A couple of weeks ago Outdoor Photographer Magazine issued a call for potential cover photos. Always up for a challenge, I first created a quick set on Flickr of vertical landscape shots to sort through. There were some good candidates, but I really wanted this, so I decided to keep the cover in mind as I pursued night shots in the Eastern Sierra this week.
My first stop was Mono Lake. I arrived at 9pm, just as the stars were coming out and the Milky Way was starting to peek over the southern horizon. It was the night of the new moon, so with little ambient light to illuminate the foreground, I brought a selection of flashlights to provide light on the tufa rock formations. I used my typical 30 seconds at f/2.8, ISO 6400 dark night exposure, but I added a small amount of fill light. My LEDs were too blue on the light-colored tufa towers, and direct incandescent flashlight beams were too bright and created too much contrast. I was able to resolve this by moving around during each exposure and reflecting light off of nearby tufa towers, and if none were available, even using my face and hands as portable, positionable reflectors. Cup your hand, and the light is even controllable in general directions! I shot a variety of stills and star trail sequences, finishing with the shot above which allows enough room for a magazine title, articles and so on.

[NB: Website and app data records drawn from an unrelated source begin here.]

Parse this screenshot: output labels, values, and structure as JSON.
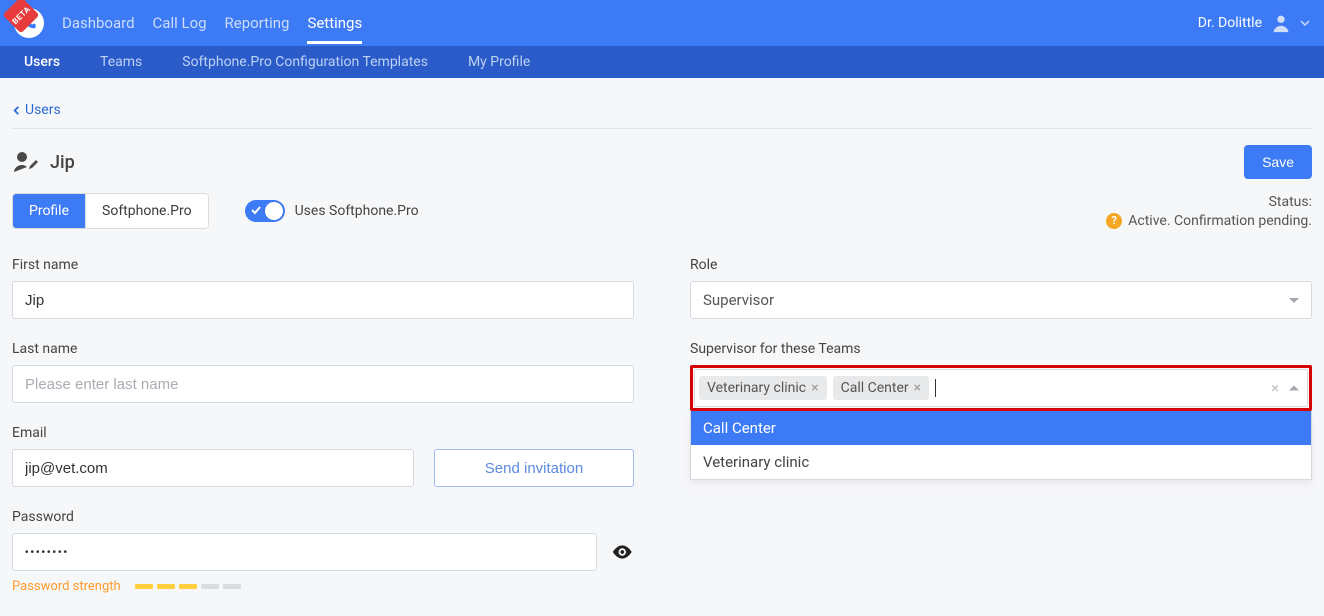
{
  "topnav": {
    "items": [
      "Dashboard",
      "Call Log",
      "Reporting",
      "Settings"
    ],
    "active_index": 3
  },
  "user": {
    "name": "Dr. Dolittle"
  },
  "subnav": {
    "items": [
      "Users",
      "Teams",
      "Softphone.Pro Configuration Templates",
      "My Profile"
    ],
    "active_index": 0
  },
  "breadcrumb": {
    "label": "Users"
  },
  "page_title": "Jip",
  "save_label": "Save",
  "tabs": {
    "items": [
      "Profile",
      "Softphone.Pro"
    ],
    "active_index": 0
  },
  "toggle": {
    "label": "Uses Softphone.Pro",
    "on": true
  },
  "status": {
    "label": "Status:",
    "value": "Active. Confirmation pending."
  },
  "left": {
    "first_name": {
      "label": "First name",
      "value": "Jip"
    },
    "last_name": {
      "label": "Last name",
      "value": "",
      "placeholder": "Please enter last name"
    },
    "email": {
      "label": "Email",
      "value": "jip@vet.com",
      "send_label": "Send invitation"
    },
    "password": {
      "label": "Password",
      "value": "••••••••"
    },
    "strength": {
      "label": "Password strength",
      "level": 3,
      "total": 5
    }
  },
  "right": {
    "role": {
      "label": "Role",
      "value": "Supervisor"
    },
    "teams": {
      "label": "Supervisor for these Teams",
      "selected": [
        "Veterinary clinic",
        "Call Center"
      ],
      "options": [
        "Call Center",
        "Veterinary clinic"
      ],
      "highlighted_index": 0
    }
  }
}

So one decent shot down, I moved to the Buttermilks, where I had a North Star star trails shot in mind. I arrived at 2am, but someone was parked there, camping where I was going to shoot! By the time I moved to another campsite, there was no way I was going to get up in 2 hours for sunrise... I slept in!
I was generally headed toward Kings Canyon and Sequoia National Parks, so in the morning I explored 4WD roads and checked current conditions in the Bishop Creek drainage, then moved on. I arrived at the Alabama Hills, again just in time for night shots.
The next morning I woke at my usual 45 minutes before sunrise (4:45am this week), and the clouds were broken but still blocking the sunrise color. Lacking any particular reason to get up, I stayed in my PJs and waited to see how things developed.
A while later shafts of light started illuminating Mt. Whitney. Game on! With no time to change, I just ran around in my PJs, switching lenses to catch a variety of compositions as the light evolved. I caught at least one dramatic but relatively simple composition of Mt. Whitney that should work well for a cover.
Even with the bust the night before, I felt that I had two solid contenders in two days... a decent start.
That night the wind was howling. I literally turned on my lights at one point to see whether someone was rocking the vehicle back and forth as some sort of joke. My SUV was getting sandblasted, and my lenses would too... no shooting tonight.
The next day I took shelter in a coffee shop and went back out in time for another nocturnal adventure. Just as I was approaching a railroad crossing, a train stopped across the road! Google Earth confirmed no reasonable detours. I'd wait, maybe sleep, until the train moved.
Two hours later, it creaked and groaned out of the way, and I was back in business. I shot some moonset shots and started a star trails sequence.
I went to the other side of the car to set my alarm for sunrise, to avoid having light pollution in my shot. I heard something in the gravel on the side with my camera, so I walked around the back to see what was up. I nearly tripped over an animal, which startled and ran, which startled me nearly out of my shoes. I turned on a light, but never saw what it was... judging by the noise, probably a fox or small coyote.
As i started the timelapse I had seen the moon's light shining on some rocks witht he Milky Way overhead, so I headed over to see if they still had any remaining glow on them. They didn't have much if any, but it still made a nice concept, and I could simulate it with light painting. I tried it a few different ways and Bingo! Next candidate on the card.
The Milky Way was really nice, so I decided to leave the camera running all night. It captured 400 frames in the 3+ hours before dawn light washed out the exposure. That yields a whopping 13 seconds of timelapse video: http://www.vimeo.com/24802819
Checking the weather forecast the next day I finally gave up on the idea of going to Kings Canyon. So I returned to the Alabama Hills, but although I arrived as the moon was tucking down behind the Sierra Nevada after midnight, I was too tired from the drive and the cumulative lack of sleep.
On the following nights the moon would be too bright and stay in the sky too late for Milky Way shots. Time to call the night photography quest a wrap! To round out 5 entries, I ended up choosing two from the trip, a recent Yosemite star trails shot, and added two seascapes from my portfolio for variety. Done. On to the next project!